- Be VERY careful when expressing your own opinions/concerns about the patient's medical care. This can be a touchy topic because there is a lot of grey area. We have friends and family members who are doctors and nurses, and I welcome them (gently) offering their thoughts about specifics regarding Elijah's medical care, but it can be irritating to receive opinionated comments from people who know very little about my child's medical history. I actually withhold information about some of Elijah's medical details because I cannot bear to hear things such as, "That doesn't sound normal!" or "Are you sure he should be walking so soon?" or "My Uncle Bill has only one kidney, too, and he's not supposed to be on that medication!" Be sensitive and if you DO feel compelled to express your opinions, make sure you are being helpful and do it gently. Keep in mind that there are usually anxieties involved, especially with a mother and her sick child. When I am sleep-deprived I become anxious and I do not want to hear about others' anxieties regarding my son! Please trust that the patient's medical team is looking out for him/her the very best they can. If you suspect that a major medical error has been made or if your opinions were asked for, forget this entire paragraph!

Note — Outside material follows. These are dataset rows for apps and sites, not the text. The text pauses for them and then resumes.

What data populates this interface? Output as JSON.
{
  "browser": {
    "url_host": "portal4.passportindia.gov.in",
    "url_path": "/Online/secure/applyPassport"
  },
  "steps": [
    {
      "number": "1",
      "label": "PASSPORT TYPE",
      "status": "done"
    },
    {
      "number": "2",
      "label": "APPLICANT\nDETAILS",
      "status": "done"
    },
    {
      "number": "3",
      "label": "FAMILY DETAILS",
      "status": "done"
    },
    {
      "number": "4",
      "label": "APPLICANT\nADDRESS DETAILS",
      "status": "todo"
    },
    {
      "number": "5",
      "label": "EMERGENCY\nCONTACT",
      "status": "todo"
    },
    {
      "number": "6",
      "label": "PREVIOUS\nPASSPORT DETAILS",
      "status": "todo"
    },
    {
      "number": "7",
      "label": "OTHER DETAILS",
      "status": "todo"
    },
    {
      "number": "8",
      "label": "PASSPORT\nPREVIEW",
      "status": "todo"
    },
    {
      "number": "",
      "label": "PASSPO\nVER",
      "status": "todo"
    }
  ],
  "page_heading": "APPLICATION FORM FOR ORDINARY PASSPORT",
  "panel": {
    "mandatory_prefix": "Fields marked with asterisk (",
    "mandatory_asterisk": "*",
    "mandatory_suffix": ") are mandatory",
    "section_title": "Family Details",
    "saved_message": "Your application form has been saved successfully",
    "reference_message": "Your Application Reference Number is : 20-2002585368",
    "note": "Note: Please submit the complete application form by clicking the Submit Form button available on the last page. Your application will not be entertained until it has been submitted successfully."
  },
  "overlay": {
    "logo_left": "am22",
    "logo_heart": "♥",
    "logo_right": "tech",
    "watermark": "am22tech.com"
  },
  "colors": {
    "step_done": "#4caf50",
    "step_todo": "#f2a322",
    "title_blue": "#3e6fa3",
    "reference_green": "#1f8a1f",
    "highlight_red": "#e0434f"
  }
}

Be as helpful as you want to be! ANY amount of love is welcomed and very appreciated during difficult times!


jencooper said...

Great list! I love it. I found myself analyzing what I do/don't do.

Hope today is terrific!!

Anonymous said...

You have helped all who read this how we can make a kinder and gentler world. Thank you for teaching us. Prayers and hugs sent to your family from Katie Schwint's mom.